Pakistan plane crash investigators find recorders
By Aamir Ashraf
KARACHI (Reuters) – Investigators have recovered the flight
data and cockpit voice recorders of a Pakistan International
Airlines’ (PIA) plane that crashed killing all 45 people on
board, a senior official said on Tuesday.
The Fokker F-27 turboprop, built in 1964, crashed on Monday
on the outskirts of the central city of Multan two minutes
after take off.
Shahnawaz Dara, head of PIA’s flight safety wing, said the
flight data recorder and the cockpit voice recorder with
information about the aircraft’s final moments were recovered
in good condition.
“Pilots did not contact the control tower before the crash
… the voice recorder will give a direction on what was
happening at the time of the crash and why there was no contact
from the cockpit crew,” Dara told Reuters.
“Both pieces of equipment are good enough to find out what
happened to the aircraft before the crash.”
Pakistan’s aviation regulator said help of foreign experts
could be sought to examine the recorders if necessary.
Witnesses said they saw flames coming from the aircraft
after it took off, and it appeared to be tilting to the right.
It was the third Fokker Friendship operated by PIA to have
crashed since 1970.
PIA officials said there were no plans to ground the
remaining six Fokkers in the fleet and all of the planes,
including the one that crashed, were airworthy.
However, airlines’ pilots demanded an immediate phasing-out
of the Fokkers, which are due to be replaced in any case.
PIA is replacing the Fokkers with ATR 42-500 aircraft from
Avions de Transport Regional — a joint venture between
France-based European Aeronautic Defense and Space Company and

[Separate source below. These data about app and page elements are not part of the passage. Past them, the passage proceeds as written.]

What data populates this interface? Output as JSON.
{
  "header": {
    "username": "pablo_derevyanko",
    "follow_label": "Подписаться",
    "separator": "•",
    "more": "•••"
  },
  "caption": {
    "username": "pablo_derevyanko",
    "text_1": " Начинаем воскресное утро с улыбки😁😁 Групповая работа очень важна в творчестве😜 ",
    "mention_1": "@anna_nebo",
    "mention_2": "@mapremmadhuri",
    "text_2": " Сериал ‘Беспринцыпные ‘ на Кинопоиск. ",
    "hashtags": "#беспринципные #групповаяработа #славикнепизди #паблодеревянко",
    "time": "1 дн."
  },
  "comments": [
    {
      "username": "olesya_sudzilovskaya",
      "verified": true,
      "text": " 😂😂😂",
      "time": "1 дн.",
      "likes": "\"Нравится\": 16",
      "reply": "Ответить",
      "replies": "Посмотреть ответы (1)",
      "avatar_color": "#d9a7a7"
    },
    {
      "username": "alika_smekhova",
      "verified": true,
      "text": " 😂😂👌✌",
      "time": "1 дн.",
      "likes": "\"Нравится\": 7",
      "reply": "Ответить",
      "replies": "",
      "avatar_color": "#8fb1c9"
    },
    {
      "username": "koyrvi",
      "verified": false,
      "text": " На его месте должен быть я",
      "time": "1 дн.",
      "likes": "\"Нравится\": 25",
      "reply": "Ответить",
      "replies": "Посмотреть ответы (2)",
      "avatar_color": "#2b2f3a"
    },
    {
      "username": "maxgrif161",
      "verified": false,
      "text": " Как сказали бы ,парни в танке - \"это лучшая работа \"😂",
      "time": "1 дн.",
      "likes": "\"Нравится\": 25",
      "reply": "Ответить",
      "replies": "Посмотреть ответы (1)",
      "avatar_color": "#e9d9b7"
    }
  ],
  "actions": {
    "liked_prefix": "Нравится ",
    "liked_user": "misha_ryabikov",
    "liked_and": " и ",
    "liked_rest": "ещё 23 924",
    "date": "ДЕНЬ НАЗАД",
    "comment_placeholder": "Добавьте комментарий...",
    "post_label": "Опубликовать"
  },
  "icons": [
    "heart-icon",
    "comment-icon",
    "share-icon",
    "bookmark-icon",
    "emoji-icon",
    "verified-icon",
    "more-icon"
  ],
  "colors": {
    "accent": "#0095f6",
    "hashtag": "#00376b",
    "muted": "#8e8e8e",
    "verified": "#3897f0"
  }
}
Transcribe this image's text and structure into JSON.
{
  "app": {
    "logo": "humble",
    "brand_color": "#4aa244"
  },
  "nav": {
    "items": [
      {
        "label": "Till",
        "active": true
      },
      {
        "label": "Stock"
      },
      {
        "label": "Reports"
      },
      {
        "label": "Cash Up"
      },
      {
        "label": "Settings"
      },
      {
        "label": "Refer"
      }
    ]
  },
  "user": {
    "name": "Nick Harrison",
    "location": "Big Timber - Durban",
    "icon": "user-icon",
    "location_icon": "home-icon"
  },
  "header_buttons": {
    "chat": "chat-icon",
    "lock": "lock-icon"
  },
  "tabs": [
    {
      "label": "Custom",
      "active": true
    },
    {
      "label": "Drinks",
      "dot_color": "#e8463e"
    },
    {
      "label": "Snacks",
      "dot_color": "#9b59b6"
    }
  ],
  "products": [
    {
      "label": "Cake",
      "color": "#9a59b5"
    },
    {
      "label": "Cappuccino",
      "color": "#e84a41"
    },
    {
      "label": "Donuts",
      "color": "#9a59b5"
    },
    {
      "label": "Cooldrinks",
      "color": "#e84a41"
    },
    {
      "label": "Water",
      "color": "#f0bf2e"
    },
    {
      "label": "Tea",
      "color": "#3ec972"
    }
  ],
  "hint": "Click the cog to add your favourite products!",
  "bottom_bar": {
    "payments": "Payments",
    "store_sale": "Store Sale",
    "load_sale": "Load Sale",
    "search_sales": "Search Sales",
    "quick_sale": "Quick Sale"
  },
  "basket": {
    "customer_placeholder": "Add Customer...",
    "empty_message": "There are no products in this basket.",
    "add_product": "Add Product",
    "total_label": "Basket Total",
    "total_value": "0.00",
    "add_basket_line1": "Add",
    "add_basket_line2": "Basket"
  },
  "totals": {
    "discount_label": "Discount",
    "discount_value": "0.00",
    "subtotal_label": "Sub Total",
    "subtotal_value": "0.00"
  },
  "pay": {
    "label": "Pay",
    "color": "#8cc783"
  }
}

Italy’s Alenia Aeronautica.
One of the new planes has already been delivered and six
more are due by mid-2007, PIA spokesman Hasan Jaffery said.